Lifetime voting bans ruled ‘cruel and unusual punishment’

What is cruel and unusual punishment? A lot of things, but you can add one more to the list: lifetime voting bans for people convicted of a felony.

The Fifth Circuit Court of Appeals ruled recently that Mississippi’s Jim Crow law that bans all people with felonies from ever voting again was unconstitutional. “By severing former offenders from the body politic forever, Section 241 ensures that they will never be fully rehabilitated, continues to punish them beyond the term their culpability requires, and serves no protective function to society,” the court ruled.

And that’s “cruel and unusual,” the court said. In our country’s Bill of Rights, the Eighth Amendment, states: “Excessive bail shall not be required, nor excessive fines imposed, nor cruel and unusual punishments inflicted.” Over the years, the Supreme Court has said this amendment means, essentially, that the punishment must fit the crime.

Not only is Mississippi’s voting ban now officially cruel and unusual, it is clearly discriminatory. According to the Sentencing Project, 5% of Blacks in America are unable to vote because of state felony voting bans, compared to 1.5% of non-Blacks. The Mississippi lifetime ban was the most extreme, but there are still 11 states that have some sort of restriction on voting after a sentence is served. Voters in Florida voted overwhelmingly to allow people to vote after serving their sentences, but the state legislature later added a requirement that the convicted felon must have paid all restitution, fees, and fines before their rights are restored. As a result, Florida has the most disenfranchised people due to felony convictions: 1.1 million people.

Fortunately in Colorado, you can vote the day you get out of jail. The Colorado Secretary of State says if your name is still on the state’s incarceration list, the County Clerk’s Office may ask for proof that you have completed your sentence.

Even better, because it’s incarceration and not the felony that impacts whether a felon can vote in Colorado, individuals who were not sentenced to prison for their conviction will never lose their right to vote. There are guidelines for felony sentences and time in prison is not always the outcome. I work hard to keep my clients out of jail, negotiating probation, suspended sentences, or deferred judgments.

Even so, a felony conviction can impact your life long after you serve your sentence. The conviction shows up on background checks conducted by employers and landlords, for example. A lifelong “scarlet letter” can become cruel and unusual, indeed.

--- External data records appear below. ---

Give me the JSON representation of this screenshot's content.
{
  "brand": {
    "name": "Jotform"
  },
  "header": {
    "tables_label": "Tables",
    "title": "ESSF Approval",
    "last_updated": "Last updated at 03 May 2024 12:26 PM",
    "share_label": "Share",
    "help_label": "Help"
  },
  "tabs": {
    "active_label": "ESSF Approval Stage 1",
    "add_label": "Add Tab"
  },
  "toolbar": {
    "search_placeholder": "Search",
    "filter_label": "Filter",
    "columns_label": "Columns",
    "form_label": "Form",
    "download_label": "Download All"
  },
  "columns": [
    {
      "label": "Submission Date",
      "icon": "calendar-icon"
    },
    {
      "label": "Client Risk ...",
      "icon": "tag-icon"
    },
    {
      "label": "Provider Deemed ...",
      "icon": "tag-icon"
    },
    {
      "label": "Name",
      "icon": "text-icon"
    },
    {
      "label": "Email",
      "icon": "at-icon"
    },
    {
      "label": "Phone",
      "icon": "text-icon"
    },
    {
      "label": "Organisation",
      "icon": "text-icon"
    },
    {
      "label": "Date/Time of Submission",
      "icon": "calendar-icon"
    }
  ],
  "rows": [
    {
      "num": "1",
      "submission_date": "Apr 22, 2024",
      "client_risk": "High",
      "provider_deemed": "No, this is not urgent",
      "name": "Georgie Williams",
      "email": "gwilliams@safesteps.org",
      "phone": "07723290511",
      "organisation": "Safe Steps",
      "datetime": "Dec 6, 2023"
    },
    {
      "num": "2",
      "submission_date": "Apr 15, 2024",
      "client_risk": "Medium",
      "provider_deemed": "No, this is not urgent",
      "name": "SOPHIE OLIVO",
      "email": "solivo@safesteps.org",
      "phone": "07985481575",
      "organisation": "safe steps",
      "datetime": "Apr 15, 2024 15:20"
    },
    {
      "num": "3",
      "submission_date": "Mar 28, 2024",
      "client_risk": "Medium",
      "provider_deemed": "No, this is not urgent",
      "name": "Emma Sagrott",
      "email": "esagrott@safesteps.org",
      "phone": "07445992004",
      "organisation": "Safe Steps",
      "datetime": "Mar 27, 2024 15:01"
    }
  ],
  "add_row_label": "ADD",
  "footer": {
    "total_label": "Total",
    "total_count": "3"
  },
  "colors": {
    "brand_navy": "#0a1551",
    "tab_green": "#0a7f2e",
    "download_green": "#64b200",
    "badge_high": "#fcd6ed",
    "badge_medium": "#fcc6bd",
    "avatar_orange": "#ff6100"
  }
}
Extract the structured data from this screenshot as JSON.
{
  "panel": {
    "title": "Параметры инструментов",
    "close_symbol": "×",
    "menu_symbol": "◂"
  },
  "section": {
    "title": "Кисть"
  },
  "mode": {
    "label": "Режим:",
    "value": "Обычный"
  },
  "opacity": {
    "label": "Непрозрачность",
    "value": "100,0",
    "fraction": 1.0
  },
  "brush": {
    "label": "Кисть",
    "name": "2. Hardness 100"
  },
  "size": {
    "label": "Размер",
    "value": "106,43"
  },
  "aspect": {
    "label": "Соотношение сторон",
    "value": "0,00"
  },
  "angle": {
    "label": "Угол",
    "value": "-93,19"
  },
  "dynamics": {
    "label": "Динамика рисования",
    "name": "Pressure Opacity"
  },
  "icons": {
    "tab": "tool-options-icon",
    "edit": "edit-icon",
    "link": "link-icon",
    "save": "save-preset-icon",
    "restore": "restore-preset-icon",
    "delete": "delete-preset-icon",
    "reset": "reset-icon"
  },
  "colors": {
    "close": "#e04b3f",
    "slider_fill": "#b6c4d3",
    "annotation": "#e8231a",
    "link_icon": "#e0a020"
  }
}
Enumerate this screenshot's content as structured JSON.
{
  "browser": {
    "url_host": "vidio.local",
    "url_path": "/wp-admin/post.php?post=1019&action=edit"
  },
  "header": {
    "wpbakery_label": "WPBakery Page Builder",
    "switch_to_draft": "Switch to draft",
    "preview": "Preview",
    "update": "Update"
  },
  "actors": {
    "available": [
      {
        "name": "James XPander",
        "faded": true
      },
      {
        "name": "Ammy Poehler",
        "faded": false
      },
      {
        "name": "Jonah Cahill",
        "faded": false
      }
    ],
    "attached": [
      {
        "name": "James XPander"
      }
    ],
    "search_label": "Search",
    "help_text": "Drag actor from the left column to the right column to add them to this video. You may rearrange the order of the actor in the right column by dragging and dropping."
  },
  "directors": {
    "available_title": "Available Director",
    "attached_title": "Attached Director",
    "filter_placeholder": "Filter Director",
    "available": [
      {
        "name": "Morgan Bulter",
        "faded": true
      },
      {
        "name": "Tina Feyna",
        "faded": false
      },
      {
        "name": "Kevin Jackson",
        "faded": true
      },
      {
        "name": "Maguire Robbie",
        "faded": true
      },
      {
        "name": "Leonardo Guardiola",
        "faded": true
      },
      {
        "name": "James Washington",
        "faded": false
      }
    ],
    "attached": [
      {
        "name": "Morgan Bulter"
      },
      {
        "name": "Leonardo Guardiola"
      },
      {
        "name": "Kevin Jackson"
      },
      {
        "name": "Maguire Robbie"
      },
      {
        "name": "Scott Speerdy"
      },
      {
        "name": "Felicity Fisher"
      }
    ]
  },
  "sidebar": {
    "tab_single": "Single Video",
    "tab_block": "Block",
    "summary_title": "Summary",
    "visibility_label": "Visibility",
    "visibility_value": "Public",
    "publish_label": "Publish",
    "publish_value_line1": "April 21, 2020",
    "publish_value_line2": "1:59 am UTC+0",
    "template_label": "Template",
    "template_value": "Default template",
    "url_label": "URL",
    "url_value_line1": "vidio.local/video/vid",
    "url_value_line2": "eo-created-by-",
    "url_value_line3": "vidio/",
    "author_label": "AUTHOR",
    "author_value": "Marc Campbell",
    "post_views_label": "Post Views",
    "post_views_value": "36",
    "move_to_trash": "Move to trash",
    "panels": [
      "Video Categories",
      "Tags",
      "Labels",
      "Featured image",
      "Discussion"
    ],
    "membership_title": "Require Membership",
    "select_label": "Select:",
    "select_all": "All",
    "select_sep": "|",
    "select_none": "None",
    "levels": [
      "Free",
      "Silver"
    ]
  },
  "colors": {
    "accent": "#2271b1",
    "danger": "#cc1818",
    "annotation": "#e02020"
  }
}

But if you have lived a crime-free life since your felony conviction, you might be able to have your record expunged so you can legally say you don’t have a criminal history.

Also, under Colorado’s new Clean Slate Act, nonviolent felony records will be sealed after 10 years. Employers and landlords will not have access to these sealed records, but law enforcement and some government agencies will still be able to see them.

The Mississippi ruling is a step in the right direction of making our system of punishment fairer and more humane. I and the state’s defense attorneys advocate for just sentencing laws at the state level. At the individual level, you want an attorney who works the system we have to your benefit.

Krizman Law is known for its relentless pursuit of justice for clients. That means thoughtfully listening to the client's story, diligently investigating the circumstances and the law, and aggressively advocating for the client in front of prosecutors, judges, and juries. If you're looking for a lawyer to fight on your behalf, consider these other Krizman Law success stories or call us at 720-819-7317‬.

Need Legal Advice?

If you are in Colorado and have been charged with a crime, contact Krizman Law TODAY for a confidential review of your legal case.

OpinionsA Rare Win for Criminal Justice in the Deep South